_Exercise directions:_
The answer must consist of every line below containing "Online".

===== Input for this task

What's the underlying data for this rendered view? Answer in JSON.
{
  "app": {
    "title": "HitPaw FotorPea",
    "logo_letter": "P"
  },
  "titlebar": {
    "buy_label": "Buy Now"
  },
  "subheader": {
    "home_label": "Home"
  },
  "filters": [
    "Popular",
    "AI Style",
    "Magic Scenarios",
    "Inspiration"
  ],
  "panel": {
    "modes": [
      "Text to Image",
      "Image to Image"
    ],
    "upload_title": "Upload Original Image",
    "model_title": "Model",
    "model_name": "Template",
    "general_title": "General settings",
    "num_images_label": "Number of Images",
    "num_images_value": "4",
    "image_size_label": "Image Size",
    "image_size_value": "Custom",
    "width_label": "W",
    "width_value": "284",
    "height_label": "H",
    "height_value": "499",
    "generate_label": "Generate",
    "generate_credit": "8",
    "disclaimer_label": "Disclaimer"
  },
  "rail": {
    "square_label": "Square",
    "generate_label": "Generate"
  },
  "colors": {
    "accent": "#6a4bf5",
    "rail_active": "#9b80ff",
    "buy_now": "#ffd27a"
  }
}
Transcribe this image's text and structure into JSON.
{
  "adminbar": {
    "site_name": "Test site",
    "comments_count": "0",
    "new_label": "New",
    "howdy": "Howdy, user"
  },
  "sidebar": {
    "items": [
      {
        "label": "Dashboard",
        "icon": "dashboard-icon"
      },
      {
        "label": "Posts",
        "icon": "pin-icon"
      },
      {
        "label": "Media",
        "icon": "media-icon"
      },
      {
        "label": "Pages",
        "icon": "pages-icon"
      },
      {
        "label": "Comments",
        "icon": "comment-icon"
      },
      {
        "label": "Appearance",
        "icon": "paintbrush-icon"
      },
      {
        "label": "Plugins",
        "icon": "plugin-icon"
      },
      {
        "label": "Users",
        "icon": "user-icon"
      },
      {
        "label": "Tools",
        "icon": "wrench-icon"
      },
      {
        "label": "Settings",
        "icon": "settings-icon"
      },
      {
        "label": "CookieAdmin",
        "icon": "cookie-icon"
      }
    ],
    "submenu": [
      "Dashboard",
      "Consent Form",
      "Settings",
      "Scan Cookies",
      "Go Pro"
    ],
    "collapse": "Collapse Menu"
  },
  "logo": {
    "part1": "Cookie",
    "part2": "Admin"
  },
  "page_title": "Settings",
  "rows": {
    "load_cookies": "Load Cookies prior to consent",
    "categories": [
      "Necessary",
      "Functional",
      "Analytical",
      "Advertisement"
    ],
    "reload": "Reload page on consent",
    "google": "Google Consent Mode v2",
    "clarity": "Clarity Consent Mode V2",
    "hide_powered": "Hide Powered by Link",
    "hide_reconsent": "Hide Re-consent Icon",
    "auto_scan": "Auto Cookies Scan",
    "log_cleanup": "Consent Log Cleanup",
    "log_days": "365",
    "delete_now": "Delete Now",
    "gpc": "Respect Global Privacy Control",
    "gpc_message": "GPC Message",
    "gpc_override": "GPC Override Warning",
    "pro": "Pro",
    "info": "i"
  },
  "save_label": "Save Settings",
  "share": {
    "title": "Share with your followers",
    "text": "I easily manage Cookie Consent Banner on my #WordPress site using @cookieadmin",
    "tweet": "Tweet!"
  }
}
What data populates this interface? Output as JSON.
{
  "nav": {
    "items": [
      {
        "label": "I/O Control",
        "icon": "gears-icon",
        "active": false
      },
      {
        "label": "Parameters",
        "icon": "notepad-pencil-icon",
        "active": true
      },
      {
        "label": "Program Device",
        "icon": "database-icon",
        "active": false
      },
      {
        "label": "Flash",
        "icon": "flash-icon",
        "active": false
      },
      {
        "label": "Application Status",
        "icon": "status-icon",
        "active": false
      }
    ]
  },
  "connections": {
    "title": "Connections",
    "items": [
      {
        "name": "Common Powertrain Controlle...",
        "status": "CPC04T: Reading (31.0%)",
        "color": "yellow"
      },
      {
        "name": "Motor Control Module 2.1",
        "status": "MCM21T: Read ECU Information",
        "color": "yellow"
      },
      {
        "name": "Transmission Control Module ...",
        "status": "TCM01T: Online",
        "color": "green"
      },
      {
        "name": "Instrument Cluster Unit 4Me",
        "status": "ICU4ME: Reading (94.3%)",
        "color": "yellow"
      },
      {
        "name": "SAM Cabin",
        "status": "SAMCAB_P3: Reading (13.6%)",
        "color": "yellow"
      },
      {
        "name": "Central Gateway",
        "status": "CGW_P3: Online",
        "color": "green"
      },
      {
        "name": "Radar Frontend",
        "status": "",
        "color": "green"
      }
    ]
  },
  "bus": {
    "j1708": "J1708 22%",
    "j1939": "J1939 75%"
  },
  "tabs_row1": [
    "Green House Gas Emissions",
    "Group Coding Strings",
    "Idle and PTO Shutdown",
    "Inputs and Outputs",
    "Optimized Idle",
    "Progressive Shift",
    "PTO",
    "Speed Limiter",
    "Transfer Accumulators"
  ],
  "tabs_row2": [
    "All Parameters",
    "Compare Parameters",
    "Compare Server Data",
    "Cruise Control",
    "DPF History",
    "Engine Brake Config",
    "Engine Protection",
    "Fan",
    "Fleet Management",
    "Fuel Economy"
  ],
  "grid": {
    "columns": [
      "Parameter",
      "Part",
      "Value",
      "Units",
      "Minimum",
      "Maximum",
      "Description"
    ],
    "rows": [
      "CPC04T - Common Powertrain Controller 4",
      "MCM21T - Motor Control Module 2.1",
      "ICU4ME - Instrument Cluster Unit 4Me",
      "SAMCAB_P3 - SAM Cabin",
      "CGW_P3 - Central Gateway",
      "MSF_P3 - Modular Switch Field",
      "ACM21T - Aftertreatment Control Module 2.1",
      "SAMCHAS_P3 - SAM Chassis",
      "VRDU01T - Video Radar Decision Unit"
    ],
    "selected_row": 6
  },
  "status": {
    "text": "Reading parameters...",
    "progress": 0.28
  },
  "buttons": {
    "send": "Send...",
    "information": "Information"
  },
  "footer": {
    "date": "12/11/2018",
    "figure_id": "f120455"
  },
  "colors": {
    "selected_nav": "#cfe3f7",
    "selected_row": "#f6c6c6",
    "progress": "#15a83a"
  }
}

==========

_Your solution:_
        "status": "TCM01T: Online",
        "status": "CGW_P3: Online",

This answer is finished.